A recent investigative report on CNN focused on a sensitive topic – could schools be making our kids sick? One of the children in the report, a third grader from Connecticut named Matthew, developed a series of worsening respiratory symptoms through the 2010-11 school year. What started with lethargy, headaches, a persistent cough and respiratory infections progressed into pneumonia and a sinus infection so severe that it required hospitalization.
Matthew missed 53 days of school that year, but he seemed to miraculously recover when summer vacation started. Within three weeks of starting school later that year, Matthew missed 10 days of school with a respiratory infection. Matthew is now being home-schooled by his mother and is doing fine. Testing at the school found elevated levels of mold in the gym/cafeteria and two other areas. The school board spent $16,000 cleaning the school and is considering whether to close the school temporarily to replace a leaking roof.
CNN states that figures are hard to come by, but studies estimate that a third or more of U.S. schools have mold or other indoor air quality issues serious enough to cause respiratory issues like asthma in students and teachers. Doctors who treat children with asthma say that the medications students take for asthma, allergies and sinus infections, can make it harder for them to do their best work.
Just how bad is the air in our schools? Research published in Pediatric Allergy and Immunology in late 2011 found that the level of living mold in the air of over 200 classrooms exceeded an established standard in 33% of classrooms tested. Children in the rooms with abnormal mold counts experienced more stuffy noses, coughs and infections than children in rooms with normal mold counts.
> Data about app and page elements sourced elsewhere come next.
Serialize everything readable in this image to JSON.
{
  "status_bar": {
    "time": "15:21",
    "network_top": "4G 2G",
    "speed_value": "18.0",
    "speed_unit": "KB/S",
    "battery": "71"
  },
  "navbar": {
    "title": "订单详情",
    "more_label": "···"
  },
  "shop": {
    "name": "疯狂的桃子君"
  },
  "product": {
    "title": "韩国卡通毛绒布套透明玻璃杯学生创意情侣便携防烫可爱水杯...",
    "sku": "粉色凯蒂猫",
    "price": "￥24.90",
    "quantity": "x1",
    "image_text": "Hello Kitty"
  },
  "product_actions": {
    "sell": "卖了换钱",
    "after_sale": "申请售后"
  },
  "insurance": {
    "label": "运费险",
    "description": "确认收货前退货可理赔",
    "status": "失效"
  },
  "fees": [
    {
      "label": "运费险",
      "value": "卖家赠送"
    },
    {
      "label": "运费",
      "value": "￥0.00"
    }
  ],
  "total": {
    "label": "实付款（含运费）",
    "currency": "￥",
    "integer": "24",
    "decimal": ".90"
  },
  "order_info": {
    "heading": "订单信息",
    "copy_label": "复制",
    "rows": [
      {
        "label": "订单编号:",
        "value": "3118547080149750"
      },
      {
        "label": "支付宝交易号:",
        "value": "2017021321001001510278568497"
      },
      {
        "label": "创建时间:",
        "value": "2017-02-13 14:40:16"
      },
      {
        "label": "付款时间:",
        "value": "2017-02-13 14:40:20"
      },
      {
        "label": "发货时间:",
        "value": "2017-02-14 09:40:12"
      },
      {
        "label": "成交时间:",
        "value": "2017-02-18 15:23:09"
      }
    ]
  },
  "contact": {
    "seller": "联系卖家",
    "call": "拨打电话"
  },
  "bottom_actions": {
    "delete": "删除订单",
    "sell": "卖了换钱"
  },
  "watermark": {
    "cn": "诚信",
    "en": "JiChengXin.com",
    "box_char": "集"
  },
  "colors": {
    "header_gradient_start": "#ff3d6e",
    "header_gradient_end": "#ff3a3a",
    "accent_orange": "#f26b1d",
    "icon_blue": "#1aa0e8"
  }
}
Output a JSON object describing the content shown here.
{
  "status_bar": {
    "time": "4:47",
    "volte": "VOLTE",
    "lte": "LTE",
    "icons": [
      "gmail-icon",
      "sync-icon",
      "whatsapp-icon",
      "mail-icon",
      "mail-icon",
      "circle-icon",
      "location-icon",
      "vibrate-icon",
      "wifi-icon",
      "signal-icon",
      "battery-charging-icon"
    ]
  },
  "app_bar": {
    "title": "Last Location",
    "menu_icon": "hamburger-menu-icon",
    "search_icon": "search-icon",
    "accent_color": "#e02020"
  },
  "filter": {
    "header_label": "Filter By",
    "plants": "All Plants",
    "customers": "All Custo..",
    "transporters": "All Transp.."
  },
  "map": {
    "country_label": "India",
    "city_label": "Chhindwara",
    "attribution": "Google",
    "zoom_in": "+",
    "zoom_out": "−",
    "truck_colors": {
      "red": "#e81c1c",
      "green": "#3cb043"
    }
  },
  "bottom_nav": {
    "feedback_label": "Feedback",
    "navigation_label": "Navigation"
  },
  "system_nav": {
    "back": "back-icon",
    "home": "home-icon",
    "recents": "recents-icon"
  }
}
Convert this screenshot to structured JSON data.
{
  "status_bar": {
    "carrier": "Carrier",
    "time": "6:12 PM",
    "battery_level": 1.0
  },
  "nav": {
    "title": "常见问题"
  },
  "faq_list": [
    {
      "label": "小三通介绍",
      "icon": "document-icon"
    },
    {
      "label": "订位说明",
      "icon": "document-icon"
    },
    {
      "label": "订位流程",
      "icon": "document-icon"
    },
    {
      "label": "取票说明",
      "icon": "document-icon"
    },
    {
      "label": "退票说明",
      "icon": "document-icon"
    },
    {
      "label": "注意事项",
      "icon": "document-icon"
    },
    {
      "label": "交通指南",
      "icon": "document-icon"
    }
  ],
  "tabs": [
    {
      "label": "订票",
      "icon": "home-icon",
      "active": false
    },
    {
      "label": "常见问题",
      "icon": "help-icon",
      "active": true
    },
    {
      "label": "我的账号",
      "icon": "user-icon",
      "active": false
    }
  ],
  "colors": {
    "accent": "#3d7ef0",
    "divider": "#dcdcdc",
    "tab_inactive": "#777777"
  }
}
The scientists who conducted the study recommended that schools be routinely tested and evaluated for airborne mold.
I used to teach in a state-owned school building that had a roof leak for years. There was no money to repair the roof, so facilities placed a dish pan with a garden hose leading to a bucket on the floor that faculty were expected to empty out when full. I remember the musty smell in that room and have often wondered what was growing above the ceiling – it certainly could not have been good.
So what is going on here? Our firm has been engaged to test the air in numerous schools, and it is unfair to imply that all schools are poorly maintained, with mold growing everywhere. In fact, we have run to the defense of many administrators, who make every effort to fix the leaks and other environmental issues in their buildings using the scant resources that are available.
Since I have doubts that there will never be enough money to rid our schools of mold hazards, my advice to parents is to be observant. Does your child stay sick while school is in session, and get better during breaks? Are other parents experiencing the same problem with their children? Have you observed moisture problems in the school? If you are quite certain there is an issue that is going unnoticed, let the administration know about your concerns for the health of the children and teachers. The decision to remove your child from the school may become an easy one if nothing can be done to fix the problem and your child continues to be unhealthy.